Read more
 
 

2020 vision: What 2020 means for Dargaville retailers

  • News
  • January 22, 2020
  • Rachel Helyer Donaldson
2020 vision: What 2020 means for Dargaville retailers

In the final installation of our series looking at retail in seven New Zealand regions, we're examining Dargaville.

Read more
 
 

Container Door fined $54,000 over non-compliant bicycles

  • News
  • January 21, 2020
  • The Register team
Container Door fined $54,000 over non-compliant bicycles

Ecommerce retailer Container Door has fallen afoul of the Commerce Commission after supplying pedal bicycles which did not meet mandatory product safety standards.

Read more
 

Social scoreboard

Zavy and The Register have worked together to create a scoreboard that compares how the top 25 traditional media advertising spenders in New Zealand have performed on social media over the past 30 days, updated in real time.

 
topics
2020 vision
What does the next decade have in store ...
Concept to closet
Business coverage of New Zealand Fashion Week.
Regional rollercoaster
What does retail look like in 2019 for ...
Town centres
A positive retail environment over the past 12 ...
Amazon Arrival
Keeping up with all things Amazon as it ...
The Retail Yearbook 2017
As we battle our way through the busiest ...
The future is bright
We spoke with four retailers in their twenties ...
Hospitality enhancing retail
Some think food and integrated hospitality offerings will ...
Spotlight on signage
At first glance, the humble in-store sign might ...
Red Awards 2016
The Red Awards for retail interior design celebrate ...
Auckland Unitary Plan
Auckland is changing. The Unitary Plan will decide ...
All things to all people
Kiwi retailers share their omnichannel strategies.
How to open a store
Sarah Dunn considers what it would take to ...
Rising stars
Retail's top young achievers.
Delivering on your promises
The sale isn't over until your item is ...
Retail in heartland New Zealand
Retailers keep the regions pumping, but how strong ...
Sisterhood
Women in retail help one another. We spoke ...
The changing face of retail
Shifting demographics are creating big changes in New ...
The retail yearbook
With the help of experts in the retail ...
Retail rogues
We put the spotlight on staff training.

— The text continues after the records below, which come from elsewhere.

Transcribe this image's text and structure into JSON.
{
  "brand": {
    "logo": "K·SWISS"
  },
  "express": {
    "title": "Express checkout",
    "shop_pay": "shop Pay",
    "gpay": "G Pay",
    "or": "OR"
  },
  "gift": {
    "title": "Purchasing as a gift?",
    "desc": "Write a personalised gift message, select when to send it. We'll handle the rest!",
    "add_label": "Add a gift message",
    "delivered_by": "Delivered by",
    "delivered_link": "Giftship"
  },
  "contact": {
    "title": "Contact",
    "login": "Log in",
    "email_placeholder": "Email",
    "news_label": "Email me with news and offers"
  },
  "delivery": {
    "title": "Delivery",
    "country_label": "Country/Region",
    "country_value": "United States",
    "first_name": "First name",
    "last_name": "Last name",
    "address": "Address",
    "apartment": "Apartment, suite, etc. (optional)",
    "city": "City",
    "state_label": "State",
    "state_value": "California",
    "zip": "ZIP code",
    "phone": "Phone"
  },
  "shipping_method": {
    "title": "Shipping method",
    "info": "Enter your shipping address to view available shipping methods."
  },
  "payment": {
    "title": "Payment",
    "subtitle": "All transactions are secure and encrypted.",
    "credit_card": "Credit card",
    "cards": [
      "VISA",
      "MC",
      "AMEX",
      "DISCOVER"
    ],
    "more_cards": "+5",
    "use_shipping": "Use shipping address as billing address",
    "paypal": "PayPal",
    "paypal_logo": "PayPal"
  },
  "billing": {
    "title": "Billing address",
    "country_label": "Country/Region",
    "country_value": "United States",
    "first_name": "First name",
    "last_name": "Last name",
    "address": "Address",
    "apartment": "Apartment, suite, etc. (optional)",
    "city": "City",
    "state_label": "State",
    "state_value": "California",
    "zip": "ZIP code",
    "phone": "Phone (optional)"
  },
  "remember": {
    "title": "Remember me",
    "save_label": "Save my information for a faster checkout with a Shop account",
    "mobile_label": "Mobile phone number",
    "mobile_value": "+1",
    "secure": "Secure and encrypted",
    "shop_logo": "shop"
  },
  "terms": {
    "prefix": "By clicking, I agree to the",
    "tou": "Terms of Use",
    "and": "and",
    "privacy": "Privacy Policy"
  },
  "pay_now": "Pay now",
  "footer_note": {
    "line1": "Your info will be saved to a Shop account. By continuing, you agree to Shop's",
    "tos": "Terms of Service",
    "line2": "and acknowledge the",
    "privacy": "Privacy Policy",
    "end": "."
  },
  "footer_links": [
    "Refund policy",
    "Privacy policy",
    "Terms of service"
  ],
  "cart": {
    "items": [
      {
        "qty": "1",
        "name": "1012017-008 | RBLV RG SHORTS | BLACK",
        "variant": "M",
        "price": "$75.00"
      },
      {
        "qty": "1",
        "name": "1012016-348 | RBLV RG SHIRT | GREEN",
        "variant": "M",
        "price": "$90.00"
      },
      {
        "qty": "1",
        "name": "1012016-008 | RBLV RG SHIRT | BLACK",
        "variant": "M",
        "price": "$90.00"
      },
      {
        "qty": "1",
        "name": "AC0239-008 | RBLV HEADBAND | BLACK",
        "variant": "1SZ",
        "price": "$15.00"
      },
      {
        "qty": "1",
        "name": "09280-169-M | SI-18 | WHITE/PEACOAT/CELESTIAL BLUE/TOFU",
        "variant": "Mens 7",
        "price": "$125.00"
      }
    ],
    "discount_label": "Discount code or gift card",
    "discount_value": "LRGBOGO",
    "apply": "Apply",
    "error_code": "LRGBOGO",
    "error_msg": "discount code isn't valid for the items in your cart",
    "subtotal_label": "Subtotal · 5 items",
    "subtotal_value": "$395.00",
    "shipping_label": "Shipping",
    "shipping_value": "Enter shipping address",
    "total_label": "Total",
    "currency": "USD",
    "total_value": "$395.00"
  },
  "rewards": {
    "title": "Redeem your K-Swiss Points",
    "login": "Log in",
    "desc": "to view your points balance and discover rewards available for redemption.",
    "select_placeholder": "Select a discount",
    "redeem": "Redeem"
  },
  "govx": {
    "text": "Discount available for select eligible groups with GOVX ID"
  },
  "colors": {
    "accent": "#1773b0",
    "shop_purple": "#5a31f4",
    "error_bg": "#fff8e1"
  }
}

Jai ...
Here come the giants
Topshop has arrived in Auckland’s CBD, David Jones ...
From retail to e-tail
Ecommerce has become part of the way mainstream ...
Loyalty in the digital age
How are retailers maintaining loyalty? Sarah Dunn, Elly ...
Window shopping: A spotlight on social media
Sarah Dunn and Elly Strang look at how ...
The Innovators | In partnership with Spark Business
Technology is rapidly changing the retail industry as ...
 

2020 vision: How Cambridge retail will perform this year

  • News
  • January 21, 2020
  • Rachel Helyer Donaldson
2020 vision: How Cambridge retail will perform this year

As part of a series looking at seven regional centres to consider what regional retail looks like this year, we're considering Cambridge.

Read more
 
 

Steve Mills becomes Countdown's new GM of Merchandise

  • Who's Where
  • January 21, 2020
  • Makayla Wallace-Tidd
Steve Mills becomes Countdown's new GM of Merchandise

Countdown has announced Steve Mills as the new general manager of merchandise.

Read more
 

Larger retailers to discuss key issues in Retail NZ’s new group

  • News
  • January 20, 2020
  • The Register team
Larger retailers to discuss key issues in Retail NZ’s new group

Retail NZ is launching a new Leading Retailers’ Group for large and significant retailers. With its first meeting to be held in late February, the group will provide a safe outlet for senior retailers to discuss issues affecting the sector.

Read more
 
Next page
Results for
Topics
Jobs
About us.

The Register provides essential industry news and intelligence, updated daily. And the digital newsletter delivers the latest news to your inbox twice a week — for free!

©2009–2015 Tangible Media. All rights reserved.
Use of this site constitutes acceptance of our Privacy policy.

Advertise
The Register

editor@theregister.co.nz

Content marketing/advertising? Email anita.hayhoe@icg.co.nz or call 022 639 3004

View Media Kit

}